Ill-will, or hatred, is not that different from sense-desire really. It’s just positive desire turned the other way round so as to reject someone or something. Just as there’s an incremental progression from sense-desire to love, there’s a similar progression from hatred to wisdom. You don’t have to be an obviously hate-filled person to come across ill-will as a hindrance in meditation, just have a critical tendency which leads you to dwell in a slightly obsessive or unbalanced way on what’s wrong and ought to be put right.
So, having distanced myself slightly from stereotypes of hatred, I’m now able to admit that ill-will is my biggest hindrance. In my case it consists almost entirely of sitting in meditation thinking of things I should have said, or might say, to people so as to show they’re not entirely correct about things. For a long time, my experience of trying to practise the Middle Way has often consisted of having subtle arguments with both sides representing the extremes instead of just one side – which is sometimes conducive to a bit of a siege mentality. Perhaps it’s only since the society started that I’m beginning to find it easier to think primarily of the Middle Way as offering something positive: but I’m aware that I still have a tendency to over-emphasise the negative.
One way of trying to manage ill-will is just to reflect that the object of your aversion has too much power over you.
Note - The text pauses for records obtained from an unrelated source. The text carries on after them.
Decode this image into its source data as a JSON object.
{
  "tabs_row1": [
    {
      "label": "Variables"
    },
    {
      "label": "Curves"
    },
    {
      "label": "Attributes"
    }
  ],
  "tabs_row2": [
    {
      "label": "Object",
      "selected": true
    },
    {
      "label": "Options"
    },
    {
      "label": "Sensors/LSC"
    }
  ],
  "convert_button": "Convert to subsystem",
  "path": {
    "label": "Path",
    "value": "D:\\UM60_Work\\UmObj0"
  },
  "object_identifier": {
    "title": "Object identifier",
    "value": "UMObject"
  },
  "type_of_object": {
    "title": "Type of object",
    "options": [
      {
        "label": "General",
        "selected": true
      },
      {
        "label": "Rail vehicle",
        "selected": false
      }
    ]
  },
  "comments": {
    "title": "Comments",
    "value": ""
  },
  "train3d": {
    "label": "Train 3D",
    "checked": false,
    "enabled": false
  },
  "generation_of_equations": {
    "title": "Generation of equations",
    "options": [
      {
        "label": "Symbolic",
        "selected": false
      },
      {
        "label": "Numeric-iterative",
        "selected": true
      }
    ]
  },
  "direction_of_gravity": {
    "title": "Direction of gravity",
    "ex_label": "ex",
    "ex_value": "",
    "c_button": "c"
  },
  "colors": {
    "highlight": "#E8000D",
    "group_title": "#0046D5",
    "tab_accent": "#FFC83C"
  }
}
Your aversion itself doesn’t want that, so the energy it consists in may thereby be directed into less obsessive channels. After all, if you hate something, or someone, why are they worth so much attention? In fact, giving that b*****d so much emotional energy (whoever it is) is a lot more than he’s worth! That’s one reason why, if you hate God, strong agnosticism is a much more effective way of “getting your own back on him” than atheism or anti-theism. People who hate God tend to spend a lot of time thinking about him, and in the process give him a lot more reality. Aversion taken to a rational conclusion tends to lead you into wisdom, where you start criticising your beliefs about the hated object rather than just the object. Nevertheless, subtler forms of hatred may still hang around such an intellectualisation, and you tend to discover these when you meditate.
Another relatively effective approach to ill-will in my experience is merely to focus on one’s physical experience. Hatred (especially in the form of anger) has a very narrow mental focus, and just remembering that you have a breathing, feeling body can take you a long way out of it. That’s obviously why taking deep breaths is a popular way of controlling anger.
Alternatively, you can reflect on the object of your ill-will so as to give that object a wider meaning than the narrow one you are probably obsessed with. When we hate someone, we tend to think of them only in one sort of situation, having one sort of characteristic, or saying one sort of thing. We focus narrowly on a particular experience we may have had of that person, even though we may have experienced other aspects – or, if not, can at least imagine them. The Buddhist metta bhavana (cultivation of loving-kindness) works in this sort of way to get you to expand the meaning of your ‘enemy’. So, instead of thinking of your evil boss in the office being odious, you can imagine him on the beach throwing a ball back and forth to his children, or taking his dog for a walk on a spacious wind-blown hill. My own experience is that if I am wrapped up in ill-will I am unlikely to be able to focus on such visualisations, but they may work better for some other people.
Whatever approach you find works best, the underlying point seems to be that ill-will is just energy following habitual channels. For the moment, it’s your ill-will, in the sense that you need to do something about it rather than projecting it onto others. No, it’s not his or hers – they didn’t “make you angry” – it’s yours! There may be a genuine problem out there, but ill-will won’t help you to resolve it. However, in the longer term the ill-will is not even yours: it’s just the direction your energies have taken. You can take them somewhere else. If more direct approaches don’t work, use more indirect ones. Stop meditating and go for a walk. Keep walking until you actually start experiencing the trees and the bird-song instead of hatred.
Picture: Angry woman by Lara 604 (Wikimedia Commons)